Lindsay Johnson on women's 'pocket money' wages and media coverage
Lindsay Johnson retired England and Everton Ladies defender (image:

Football is the most popular sport in the world, without a doubt, yet most of the money and television deals are in place for men's football while women's football is often left with the bare minimum. 

This view is shared by retired Everton Ladies defender Lindsay Johnson who offered her view on the 'pocket money' wages in women's football as well as the lack of television coverage that is given to the men's game. 

On women's wages

The average yearly salary for a professional female footballer is around £20,000 - £24,000 which is a far cry compared to the £40,000 per week the average Premier League footballer earns. 
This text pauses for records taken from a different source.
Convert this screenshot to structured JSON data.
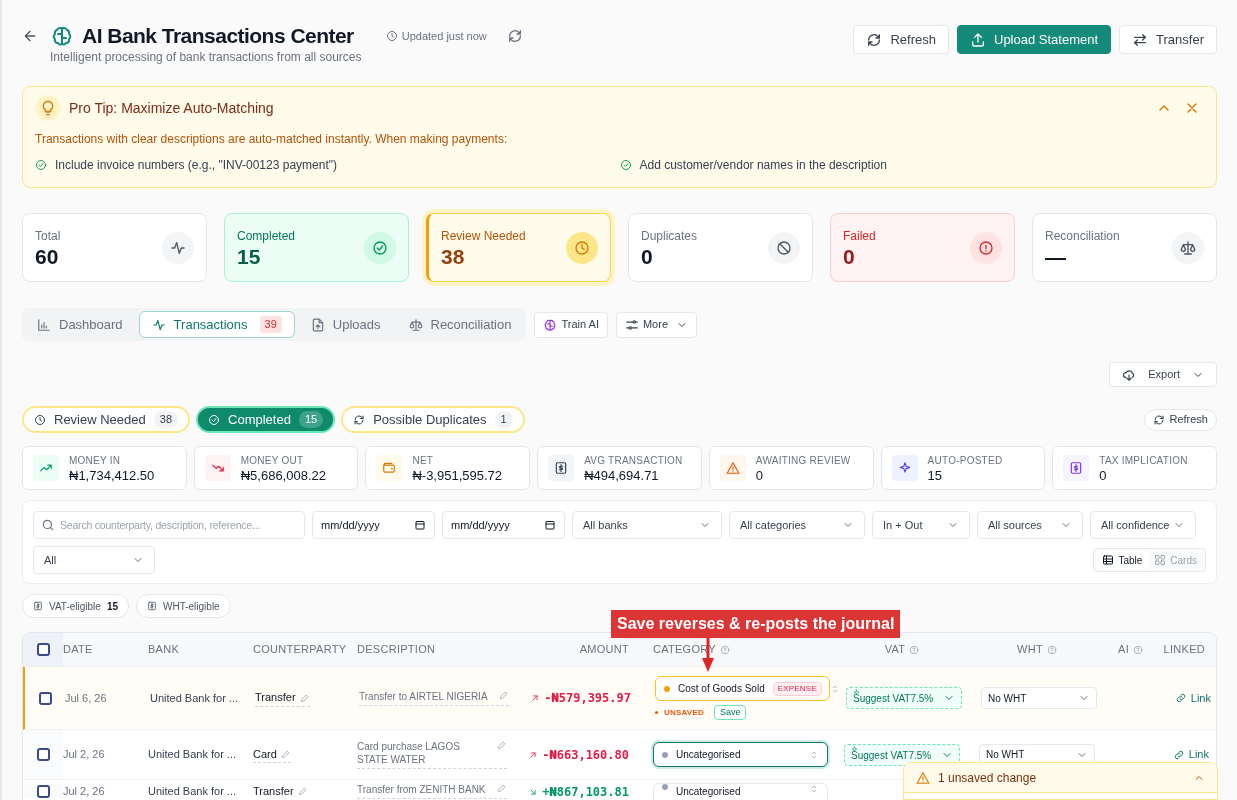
{
  "header": {
    "title": "AI Bank Transactions Center",
    "subtitle": "Intelligent processing of bank transactions from all sources",
    "updated": "Updated just now",
    "buttons": [
      {
        "label": "Refresh",
        "kind": "outline"
      },
      {
        "label": "Upload Statement",
        "kind": "primary"
      },
      {
        "label": "Transfer",
        "kind": "outline"
      }
    ]
  },
  "tip": {
    "title": "Pro Tip: Maximize Auto-Matching",
    "text": "Transactions with clear descriptions are auto-matched instantly. When making payments:",
    "bullets": [
      "Include invoice numbers (e.g., \"INV-00123 payment\")",
      "Add customer/vendor names in the description"
    ]
  },
  "stats": [
    {
      "label": "Total",
      "value": "60",
      "kind": "neutral"
    },
    {
      "label": "Completed",
      "value": "15",
      "kind": "success"
    },
    {
      "label": "Review Needed",
      "value": "38",
      "kind": "warning"
    },
    {
      "label": "Duplicates",
      "value": "0",
      "kind": "neutral"
    },
    {
      "label": "Failed",
      "value": "0",
      "kind": "danger"
    },
    {
      "label": "Reconciliation",
      "value": "—",
      "kind": "neutral"
    }
  ],
  "tabs": [
    {
      "label": "Dashboard",
      "selected": false
    },
    {
      "label": "Transactions",
      "selected": true,
      "badge": "39"
    },
    {
      "label": "Uploads",
      "selected": false
    },
    {
      "label": "Reconciliation",
      "selected": false
    }
  ],
  "tools": [
    "Train AI",
    "More"
  ],
  "export": "Export",
  "status_filters": [
    {
      "label": "Review Needed",
      "count": "38",
      "selected": false
    },
    {
      "label": "Completed",
      "count": "15",
      "selected": true
    },
    {
      "label": "Possible Duplicates",
      "count": "1",
      "selected": false
    }
  ],
  "refresh": "Refresh",
  "metrics": [
    {
      "label": "MONEY IN",
      "value": "₦1,734,412.50",
      "kind": "in"
    },
    {
      "label": "MONEY OUT",
      "value": "₦5,686,008.22",
      "kind": "out"
    },
    {
      "label": "NET",
      "value": "₦-3,951,595.72",
      "kind": "net"
    },
    {
      "label": "AVG TRANSACTION",
      "value": "₦494,694.71",
      "kind": "average"
    },
    {
      "label": "AWAITING REVIEW",
      "value": "0",
      "kind": "awaiting"
    },
    {
      "label": "AUTO-POSTED",
      "value": "15",
      "kind": "auto"
    },
    {
      "label": "TAX IMPLICATION",
      "value": "0",
      "kind": "tax"
    }
  ],
  "filters": {
    "search": {
      "placeholder": "Search counterparty, description, reference..."
    },
    "dates": [
      "mm/dd/yyyy",
      "mm/dd/yyyy"
    ],
    "selects": [
      "All banks",
      "All categories",
      "In + Out",
      "All sources",
      "All confidence",
      "All"
    ],
    "views": [
      {
        "label": "Table",
        "selected": true
      },
      {
        "label": "Cards",
        "selected": false
      }
    ]
  },
  "tax_chips": [
    {
      "label": "VAT-eligible",
      "count": "15"
    },
    {
      "label": "WHT-eligible"
    }
  ],
  "table": {
    "columns": [
      {
        "label": "DATE"
      },
      {
        "label": "BANK"
      },
      {
        "label": "COUNTERPARTY"
      },
      {
        "label": "DESCRIPTION"
      },
      {
        "label": "AMOUNT"
      },
      {
        "label": "CATEGORY",
        "help": true
      },
      {
        "label": "VAT",
        "help": true
      },
      {
        "label": "WHT",
        "help": true
      },
      {
        "label": "AI",
        "help": true
      },
      {
        "label": "LINKED"
      }
    ],
    "header_checked": false,
    "rows": [
      {
        "checked": false,
        "date": "Jul 6, 26",
        "bank": "United Bank for ...",
        "counterparty": "Transfer",
        "description": "Transfer to AIRTEL NIGERIA",
        "amount": "-₦579,395.97",
        "incoming": false,
        "category": "Cost of Goods Sold",
        "color": "#f59e0b",
        "category_type": "EXPENSE",
        "focused": false,
        "unsaved": true,
        "unsaved_label": "UNSAVED",
        "save": "Save",
        "vat": "Suggest VAT7.5%",
        "wht": "No WHT",
        "link": "Link"
      },
      {
        "checked": false,
        "date": "Jul 2, 26",
        "bank": "United Bank for ...",
        "counterparty": "Card",
        "description": "Card purchase LAGOS STATE WATER",
        "amount": "-₦663,160.80",
        "incoming": false,
        "category": "Uncategorised",
        "color": "#94a3b8",
        "focused": true,
        "unsaved": false,
        "vat": "Suggest VAT7.5%",
        "wht": "No WHT",
        "link": "Link"
      },
      {
        "checked": false,
        "date": "Jul 2, 26",
        "bank": "United Bank for ...",
        "counterparty": "Transfer",
        "description": "Transfer from ZENITH BANK",
        "amount": "+₦867,103.81",
        "incoming": true,
        "category": "Uncategorised",
        "color": "#94a3b8",
        "focused": false,
        "unsaved": false
      }
    ]
  },
  "annotation": {
    "text": "Save reverses & re-posts the journal"
  },
  "unsaved_panel": {
    "text": "1 unsaved change"
  }
}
The top tier of English football obviously draws more sponsorship deals thus producing the incredible amount which enables the high wages to be put in place but the distinct difference in wages shows how the gap between the two genders in footballing terms is still a huge topic. 
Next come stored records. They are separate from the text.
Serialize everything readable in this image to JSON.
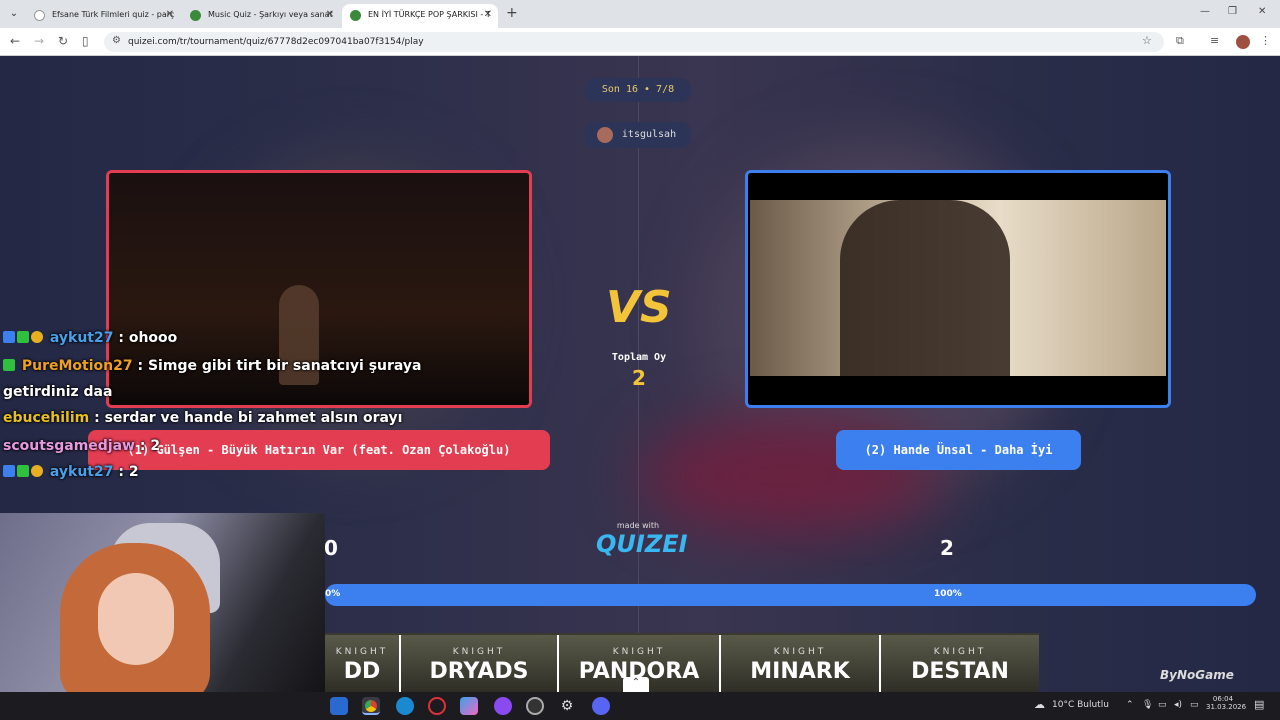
{
  "browser": {
    "tabs": [
      {
        "title": "Efsane Türk Filmleri quiz - parç",
        "fav_color": "#ffffff"
      },
      {
        "title": "Music Quiz - Şarkıyı veya sanat",
        "fav_color": "#3a8a3a"
      },
      {
        "title": "EN İYİ TÜRKÇE POP ŞARKISI - T",
        "fav_color": "#3a8a3a"
      }
    ],
    "url": "quizei.com/tr/tournament/quiz/67778d2ec097041ba07f3154/play"
  },
  "quiz": {
    "round": "Son 16 • 7/8",
    "user": "itsgulsah",
    "vs_label": "VS",
    "total_votes_label": "Toplam Oy",
    "total_votes": "2",
    "left_option": "(1) Gülşen - Büyük Hatırın Var (feat. Ozan Çolakoğlu)",
    "right_option": "(2) Hande Ünsal - Daha İyi",
    "left_score": "0",
    "right_score": "2",
    "left_pct": "0%",
    "right_pct": "100%",
    "made_with": "made with",
    "brand": "QUIZEI"
  },
  "chat": [
    {
      "user": "aykut27",
      "msg": ": ohooo",
      "color": "#4aa0e8",
      "badges": [
        "#3c80f0",
        "#30c040",
        "#e8b020"
      ]
    },
    {
      "user": "PureMotion27",
      "msg": ": Simge gibi tirt bir sanatcıyi şuraya",
      "color": "#f0a020",
      "badges": [
        "#30c040"
      ]
    },
    {
      "user": "",
      "msg": "getirdiniz daa",
      "color": "#ffffff",
      "badges": []
    },
    {
      "user": "ebucehilim",
      "msg": ": serdar ve hande bi zahmet alsın orayı",
      "color": "#e8c020",
      "badges": []
    },
    {
      "user": "scoutsgamedjaw",
      "msg": ": 2",
      "color": "#e89ae0",
      "badges": []
    },
    {
      "user": "aykut27",
      "msg": ": 2",
      "color": "#4aa0e8",
      "badges": [
        "#3c80f0",
        "#30c040",
        "#e8b020"
      ]
    }
  ],
  "ads": [
    {
      "small": "KNIGHT",
      "big": "DD"
    },
    {
      "small": "KNIGHT",
      "big": "DRYADS"
    },
    {
      "small": "KNIGHT",
      "big": "PANDORA"
    },
    {
      "small": "KNIGHT",
      "big": "MINARK"
    },
    {
      "small": "KNIGHT",
      "big": "DESTAN"
    }
  ],
  "watermark": "ByNoGame",
  "taskbar": {
    "weather": "10°C Bulutlu",
    "time": "06:04",
    "date": "31.03.2026"
  },
  "colors": {
    "left_accent": "#e33d52",
    "right_accent": "#3c80f0",
    "vs_yellow": "#f3c43a"
  }
}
Recently retired 35-year-old Johnson also said there was a "disparity" within the pay that "needs to improve" before saying that she believes that "womens football is improving."

The former England international said of the issue: "In the last couple of years I was getting paid but it was not something you could rely on, it was just pocket money."

On men's wages

Male footballers can often earn more in a week than some female players can earn over several years, top stars such as Wayne Rooney command wages in excess of £250,000. 

Manchester City captain Steph Houghton currently commands the highest female wage in the United Kingdom totalling at £61,000 but also pulls in £4,000 through sponsorship deals meaning what she earns over four years is more than what Manchester United's no.10 can acquire in just a week. 

Johnson said of the matter that she "understood" why male footballers earn more because you "cannot make money from nowhere" as "[men's] football does bring in a lot of money."

She said: "At the moment we [women's football] do not have that fan base but it is growing," before saying "so it did annoy me that I could be doing the same job as someone like Wayne [Rooney]" and earn "nothing of the similar wage."

On media coverage

Poster for England women's world cup team (
Poster for England women's World Cup team. | Photo: The FA

Women's football is years behind the men's game on a number of issues and one reason many of them may still exist is due to the lack of coverage, as Premier League football draws in more than 100 games more per season than the female game. 

Sky Sports did not show a single match of women's football in the 2014/15 season while BT Sport through their current deal televised 12 matches which Johnson said was "good on them."

She said: "BT is the first time it has ever had a deal with anyone, the BBC do the FA Cup finals and the women's World Cup." She also said "I do think it could be shown a lot more" and that "the more it is shown" the more it will "interest people" and "it is obvious that will happen."

The 2015 FIFA Women's World Cup saw the BBC cover every single match that took place in what was a revolutionary year for the women's game that saw a huge increase in participation in football as it now stands as the number one sport in the UK for females.